Tiger surprises with change to '12 schedule
MELBOURNE, Australia -- It has often been suggested that Tiger Woods change his schedule. Sprinkle a few new events here and there. Visit some places he hasn't been. Let others get an up-close look at the world's most famous golfer.
Woods will start his 2012 season by doing just that, but the announcement Thursday that he will play in the Abu Dhabi HSBC Golf Championship in the United Arab Emirates is nonetheless a shocker.
The tournament is scheduled for Jan. 26-29 -- the same dates as the Farmers Insurance Open at Torrey Pines in San Diego.
Woods has won that tournament six of the 12 times he's played it. He also won the 2008 U.S. Open there, the last of his 14 major titles. Every year since 2006 that he's been healthy, Woods has opened his season at Torrey Pines.
But not this time.

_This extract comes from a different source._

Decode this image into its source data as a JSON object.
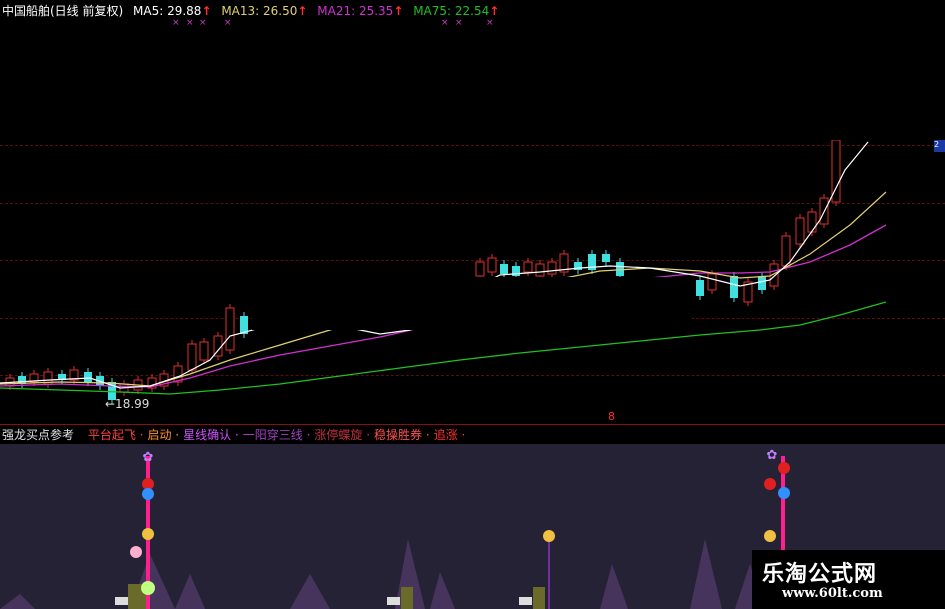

"It was a tough decision,'' Woods said Thursday at the Presidents Cup. "But you know Abu Dhabi has been fantastic to our foundation. Been a partner of ours for a very long time. I played HSBC [in China] before it became a World Golf Championship [event] because of that. This is just an extension of that.''
It is also quite likely that Woods will be receiving a hefty appearance fee to play the European Tour event that is the first of three in the Middle East. Woods pocketed seven-figure fees for going to Dubai in recent years, and the purse of $2.7 million is about half of what most PGA Tour events pay.
Woods said the tournament would be his 2012 debut, but the only one he would be playing in the Middle East. He did not say where his U.S. schedule would start, but speculation will center on Pebble Beach, the Northern Trust Open in Los Angeles and the Match Play Championship.
There will be no tears shed here for the Torrey Pines tournament, which has been fortunate to have Woods so many times over the years.
But it does seem a bit cold that the tournament director had to learn about it by watching TV. Woods is certainly not obligated to play the tournament -- or any tournament. And he's been hammered often about going to different places. But it would seem he or one of his representatives could have softened the blow in this case.
"When I heard the news I had a knot in my stomach,'' tournament director Peter Ripa told the San Diego Union-Tribune.
Understandable. Woods played Torrey Pines with his dad as a kid, the first time he was allowed onto a championship-caliber course. He won the Junior World Amateur at Torrey Pines and all those pro titles. He was a lock to play the tournament.
Not anymore. This is a clear blow to the PGA Tour. The Farmers tournament has turned into a de facto starting point for the PGA Tour season, the week prior to the Super Bowl. The West Coast swing continues to take a beating as big money is offered in the Middle East, one of the strongest parts of the European Tour schedule.
And yet, decrying appearance fees is being blind to the fact that they come in different forms on the PGA Tour. Yes, they are against the rules, but more than a handful of players have endorsements with title sponsors that work a tournament appearance into their contracts.
The PGA Tour's lucrative pension plan is another way to assure that its membership is supportive.
In Woods' case, he had to ask for a release from the tour in order to play in Abu Dhabi. And that release had to be granted. It was, so Woods is making a major change to his schedule.
Wonder what other differences we might see in 2012.
Bob Harig covers golf for ESPN.com. He can be reached at BobHarig@gmail.com.